From 28 June to 1 July, the first science media film festival – ‘SILBERSALZ’ – took place in Halle (Saale), coordinated by Documentary Campus and supported by the Robert Bosch Foundation. In the context of this city-wide festival, a two-day conference, bringing together scientists and scholars and media professionals, was hosted at the German Academy of Sciences (Leopoldina). Supported by the Robert Bosch Foundation and the Leopoldina, six members of the Global Young Academy (GYA): Suzanne Bouclin (Canada), Lisa Herzog (Germany), Thomas Edison dela Cruz (Philippines), Clarissa Rios Rojas (Italy / Peru), Mohamed Elhadidy (Egypt) and Daniel Ochieng Orwenjo (Kenya), together with Jennifer Plaul (GYA Project Officer) actively participated in the conference.
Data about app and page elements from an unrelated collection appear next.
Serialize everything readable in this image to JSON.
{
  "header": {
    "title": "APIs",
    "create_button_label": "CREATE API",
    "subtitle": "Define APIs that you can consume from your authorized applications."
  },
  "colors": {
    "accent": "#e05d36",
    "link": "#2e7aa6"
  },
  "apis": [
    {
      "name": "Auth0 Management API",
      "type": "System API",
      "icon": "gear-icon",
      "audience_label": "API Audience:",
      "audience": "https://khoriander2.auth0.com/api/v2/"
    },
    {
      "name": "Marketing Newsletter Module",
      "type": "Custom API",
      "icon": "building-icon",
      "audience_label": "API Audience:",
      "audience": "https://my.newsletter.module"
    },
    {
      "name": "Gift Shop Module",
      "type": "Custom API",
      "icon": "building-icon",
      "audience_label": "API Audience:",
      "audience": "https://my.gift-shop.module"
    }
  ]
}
The event served as a platform where scientists and media practitioners met and actively engaged each other in order to exchange ideas and learn from each other’s expertise. The conference aimed to support more science content in media and to transform scientific progress into compelling stories that can impact and inspire the public. In addition to lectures, talks and discussion fora by both scientists and media professionals, interactive workshops aimed to hone the skills of participants and to bridge the gaps between science and media.
Why the name SILBERSALZ?
Halle (Saale), Germany is home to the oldest salt-producing structures (simmer houses) in Germany, and famously grew into a prosperous city with the help of salt production. Silver salts, or silver halides, are light-sensitive compounds, which were used in early photography starting in the late 19th century. Thus, the name SILBERSALZ (silver salt) makes reference to Halle’s history as well as to the origins of photography, a stepping-stone towards moving pictures and film.
Impressions from GYA members
“It was great to get hands-on tips on how to produce videos or other content for a broader audience. For example, always start with a concrete question or example that draws people in. Tell stories that are about overcoming obstacles, not just about one event after the other. And keep in mind that for some products, only 1% will watch (or read) the whole thing, while 9% will watch (or read) snippets, and 90% will hear about it from other media. So, you need to pay attention to the framing and the keywords that people remember if you want to get a message across.”
– Lisa Herzog (Germany)
“The conference was an excellent opportunity for me being a researcher and a scientist to meet a panel of scientists and media makers. I also had the opportunity to network with different experts who were invited in the conference, some of whom I will contact to invite to train different researchers in Egypt. The pitch talks conducted on the second day allowed us to have hands-on experience on how to deliver a story and make it interesting, whoever the audience is. I also had a great time with other GYA members at the conference.”
– Mohamed Elhadidy (Egypt)
“The active promotion of science does not end at the completion of the two-day conference. Now, the GYA is called upon to be more active and vocal in promoting science and in engaging the media and the public.”
– Thomas Edison dela Cruz (Philippines)
“I was quite impressed while watching a short film that was scripted entirely by an Artificial Intelligence, and I had lots of fun wearing the robotic exoskeleton that made us dance! I recommend this conference to you next year! Some quotes that inspired me are:
‘Science & media is such a powerful combination but it is not used at its full potential. That is why we are here to engage the media, engage the people, and then go outside and engage everyone else’, Dr Katrin Rehak, Vice President of the Robert Bosch Foundation; and
‘There are not enough fictional stories where scientists are the heroes. Also, where are the women portrayed as scientist heroes in films? It is time to do this’, Prof Dr Antje Boetius, Head of science, SILBERSALZ.”
– Clarissa Rios Rojas (Italy / Peru)
“As a social scientist, I really benefited from the deliberations on the interface between science and media and how they can benefit from each other. The need for an efficient science communication strategy that strikes the right chord with the target audience, be they policy makers, fellow scientists, students or funders was also underscored during this conference.”
– Daniel Ochieng Orwenjo (Kenya)
“While the entire event was a rich immersive learning opportunity, I was particularly compelled by the opportunities that Virtual Reality (VR) affords to scholars and activists working to promote social justice”
– Suzanne Bouclin (Canada)